With a population of around 250 million, Indonesia is the world’s third-largest developing country. What’s less well-known is that Indonesia is the de facto leader of ASEAN, a key regional grouping with a population of over 600 million people and a combined GDP (2012 PPP estimates) approaching that of India and Japan. Therefore, Indonesia’s prospects to 2020 and beyond should be a central consideration for international policymakers considering likely trends in Asia during the decade ahead.
This survey looks at the possible paths for policy and development in Indonesia under the leadership of the seventh president of Indonesia, Joko Widodo, who will take office in Jakarta on 20 October. The first part of the survey is a stocktake of the challenges that lie ahead after ten years of largely peaceful and progressive administration under the leadership of Indonesia’s sixth president, Susilo Bambang Yudhoyono (SBY). The stocktake assesses the state of play in five areas: the political system; economic challenges; government and administration; social issues; and foreign affairs.
Then two possible scenarios of governance under the new administration are considered:
- An outward-looking reform path would be likely to be harder to implement in the short term but promises significant gains in the medium term.
- An inward-looking resilience path would perhaps be a more popular option with some powerful groups in Indonesia but would delay many urgently needed reforms.

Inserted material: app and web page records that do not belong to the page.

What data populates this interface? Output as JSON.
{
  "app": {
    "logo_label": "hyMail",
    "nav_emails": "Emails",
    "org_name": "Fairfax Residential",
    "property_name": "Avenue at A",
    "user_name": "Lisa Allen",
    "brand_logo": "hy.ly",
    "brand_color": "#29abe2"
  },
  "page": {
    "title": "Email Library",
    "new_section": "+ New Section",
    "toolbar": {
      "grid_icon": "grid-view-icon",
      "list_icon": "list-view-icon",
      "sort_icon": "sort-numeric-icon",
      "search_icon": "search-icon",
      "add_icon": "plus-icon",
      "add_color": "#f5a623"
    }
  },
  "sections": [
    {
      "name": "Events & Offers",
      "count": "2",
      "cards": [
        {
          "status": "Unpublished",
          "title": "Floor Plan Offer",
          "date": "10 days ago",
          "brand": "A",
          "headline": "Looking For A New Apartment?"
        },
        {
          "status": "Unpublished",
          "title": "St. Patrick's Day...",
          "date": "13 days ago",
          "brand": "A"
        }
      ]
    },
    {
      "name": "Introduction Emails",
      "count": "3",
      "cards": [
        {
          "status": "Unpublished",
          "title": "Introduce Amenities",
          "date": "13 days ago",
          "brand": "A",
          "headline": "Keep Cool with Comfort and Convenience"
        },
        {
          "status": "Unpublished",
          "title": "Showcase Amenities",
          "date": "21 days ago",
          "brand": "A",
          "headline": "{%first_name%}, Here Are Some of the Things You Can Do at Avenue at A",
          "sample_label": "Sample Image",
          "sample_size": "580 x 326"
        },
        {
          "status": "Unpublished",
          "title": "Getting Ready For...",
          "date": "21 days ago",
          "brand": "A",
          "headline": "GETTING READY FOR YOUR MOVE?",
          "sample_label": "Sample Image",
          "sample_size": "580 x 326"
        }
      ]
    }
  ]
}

President Joko Widodo will face a range of early challenges. He’ll need to build good political support for his programs within Indonesia to be able to follow a reform path. And the economic challenges he faces are formidable. He has promised to try to reduce Indonesia’s large energy subsidies, which are limiting fiscal policy, but that won’t be easy. He has also identified the need to encourage investment, boost support for infrastructure development, and implement poverty-alleviation programs. Reform of government and administration will also be needed. Widodo has often expressed his personal frustration with the delays and inefficiencies of the public sector in Indonesia. As president, the buck stops with him. It’s now up to him to implement public-sector reform.
In the area of foreign policy, he’ll have little time to review issues before three major international meetings appear on his agenda. Within three weeks of his appointment, there’ll be APEC in Beijing, the East Asia Summit in Naypyitaw and the G20 in Brisbane. At those meetings, both he and the policies of the new government will come under close attention. The international community will have an opportunity to gain an early first-hand impression of the style of the new president and of the prospects for Indonesian economic policy under the new administration. Outward-looking statements in two areas would send a clear positive signal: a statement encouraging stronger economic growth by promoting investment and structural reform (not protectionism), and a statement in support of the growing role of ASEAN in regional cooperation programs.
But there’s no guarantee that it’ll be easy for Widodo to implement reforms. He may find that there are considerable pressures on him to adopt a more inward-looking resilience scenario. Indeed, the new president might not find it easy to govern.
Widodo’s position is difficult because, although he won the presidential election in July, the oppositionist pro-Prabowo Subianto grouping in the parliament appears to have a clear majority of seats after the legislative elections in April. Widodo may need to draw on all of his considerable political and negotiating skills to work with a parliament in which the majority bloc of votes is so unsympathetic to the administration.
The new president may also find it difficult to adopt economic policies promoting outwardly-oriented economic growth. Recently, the overall rate of economic growth in Indonesia has been slowing. The Indonesian economy needs to grow at 6% or more per year to generate enough jobs to absorb new entrants to the labour force. But the current growth rate is trending downwards, at close to 5% per year. Somehow, Widodo needs to find ways to boost growth across the economy.
President Joko Widodo may also find that it’s not easy to promote reform within government. Recent experience in Indonesia isn’t encouraging. Proposed reforms set out in a law introduced by the SBY administration proved difficult to implement. Similarly, the incoming president has raised expectations among civil society groups. There are now wide expectations among activist groups that supported him that he will pursue ‘pro-people welfare’ programs. But the cost of implementing those programs is considerable, and the national budget is strictly limited.
In contrast to a reform-oriented foreign policy, a nationalist policy focused on domestic resilience could be less accommodating and more cautious about participating in ambitious international or regional plans. Many Indonesians would support an approach of this kind, maintaining that Indonesia can only hope to provide leadership across the region once the country has strong institutions and a strong economy.
At the end of a largely peaceful and progressive ten years of administration under SBY, Indonesia’s institutions have grown stronger, and its international standing has risen. The country’s seventh president, Joko Widodo, will now need to decide whether to adopt an outward-looking reform program or to pursue a more inward-looking approach intended to promote resilience at home. Perhaps, depending on circumstances, he’ll select policies that combine elements from both the reform and the resilience paths.
Peter McCawley is currently a visiting fellow at the Indonesia Project, ANU. His most recent work in Indonesia (2011–2013) has been with the SEADI (USAID) project in Jakarta as an economic advisor in the National Planning Board (Bappenas). This post is adapted from a new ASPI Strategy released today, available for download here. Image courtesy of Flickr user Hendrik Mintarno.